As an aside, it may offend Christians as it once did me that I use the word “mystical” to describe experiences of God personally intervening in my life and in the world around me. I use the term because I believe it adequately describes what happened from a more objective view. I no longer perceive that the biblical God supernaturally intervened in my life, related to me personally or imparted to me his Holy Spirit. Nevertheless, the experiences were real to me and valid in their own right. “Mystical” implies “spiritual” which gives the experiences validity. The word is inclusive of all spiritual experiences of various religions and beliefs and this is the part that would be hard for a believer who views Christian experiences of God as in a league of their own – superior to any experiences had by people of other faith. That being said, there may be few of the Christian faith who would read this blog and acknowledge my experiences as genuine. It is more likely they would view my journey through the Christian faith as a counterfeit one (as I would have when held their belief systems). Such a conclusion would satisfy their inability to explain how one who had been a true Christian would desert the faith at all.
So, on to the point of this post: loss of identity and recovery from that aspect of deconversion from the Christian faith. In my own experience, my self-identity prior to my salvation experience was self-loathing. I felt particularly inferior to others and only escaped the pain of it in fantasizing about a life where others loved me. When I heard the gospel message that Easter Sunday of my 16th year, it made sense to me in a way it never had in all the times I’d heard it before. It was like God turned on the light and was telling me he loved me – me! He was calling me! He wanted me! He wanted to make me okay. He even wanted to make me good. I believed in the sacrifice of Christ to save me from my sins and invited him into my heart that night.
I had a new identity. I was a child of God. I was loved immeasurably. My entire self-concept wasn’t transformed instantly – that would come later as I grew in the knowledge of God’s infinite love. Nevertheless, the acceptance of God could never be fully internalized because, in and of myself, as the Bible asserts, I was nothing. My positive self-concept was entirely dependent on His love for me. You can see where the problem with identity came in when I lost belief in that love.
That wasn’t all, though. My identity as a child of God gave me a sense of meaning and purpose. I grew in this perspective as I had countless experiences of perceiving God was using me to show his compassion through loving others and his faithfulness in answered prayer. I was what others called a prayer warrior. I often perceived that the Holy Spirit was giving me his words as I prayed and felt that God’s power was moving through me. Consistent experiences of this type and myriad others over years built one upon another, bolstering not only my faith, but my belief that I was fulfilling his divine call to expand his kingdom of “righteousness, peace and joy in the Holy Spirit.”
As I lost faith in God, I had little else to instill in me a sense of meaning and purpose for living.

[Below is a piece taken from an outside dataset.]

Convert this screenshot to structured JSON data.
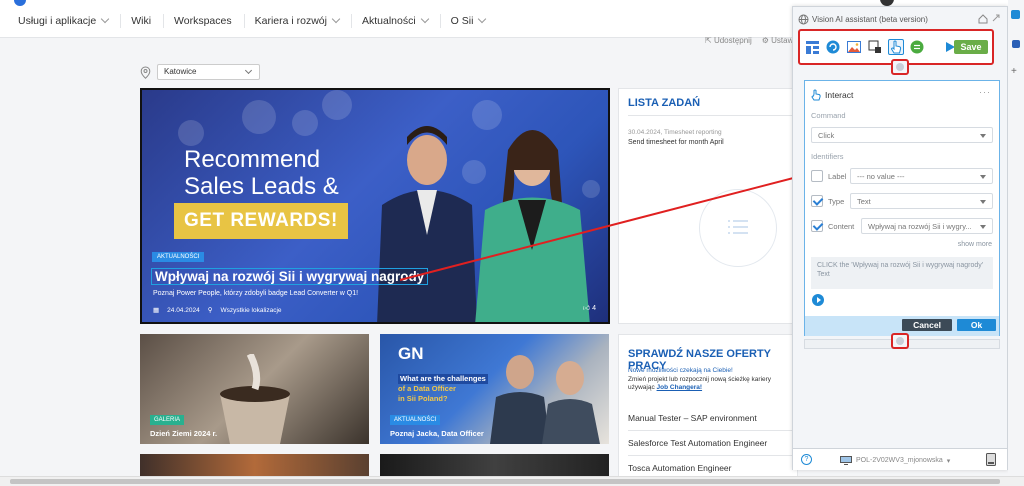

I had a grown son who had just moved out and left me with an empty nest and a husband who loved me, but didn’t demonstrate it in the ways I most needed it. I numbed out on heavy doses of antidepressants and escaped through alcohol and gaming. It got much worse than that, but I’m not yet ready to disclose all of it.
In recovering a sense of identity apart from being a child of the one and only, all-powerful God, I focus on what’s important to me. What a freedom! No more self-chastising for wanting something selfish. I have values and I like them. I think they’re ethical and satisfy my conscience (a conscience which is not so damned demanding as it was before – freaking unrelenting!). I am developing a healthier self-concept of myself in that I count without God making me count anymore. As a Christian, it was not what I thought or believed that mattered – it was all God. Now I view my own perspectives as valid and I can internalize the acceptance I receive from me.
There are healthy things I am taking away from my Christian experience for my self-concept. One is that I believed life was “not about me.” I think this keeps me grounded. I am one of billions of humans in this world and no more important than anyone else. I do, however, see myself as having a part to play in my sphere of influence if I so choose to take it. I can have a positive impact. The difference now is I take responsibility for that contribution (and the credit) and allow myself some guilt-free self-interest along the journey. That’s a big perk.
 Romans 14:17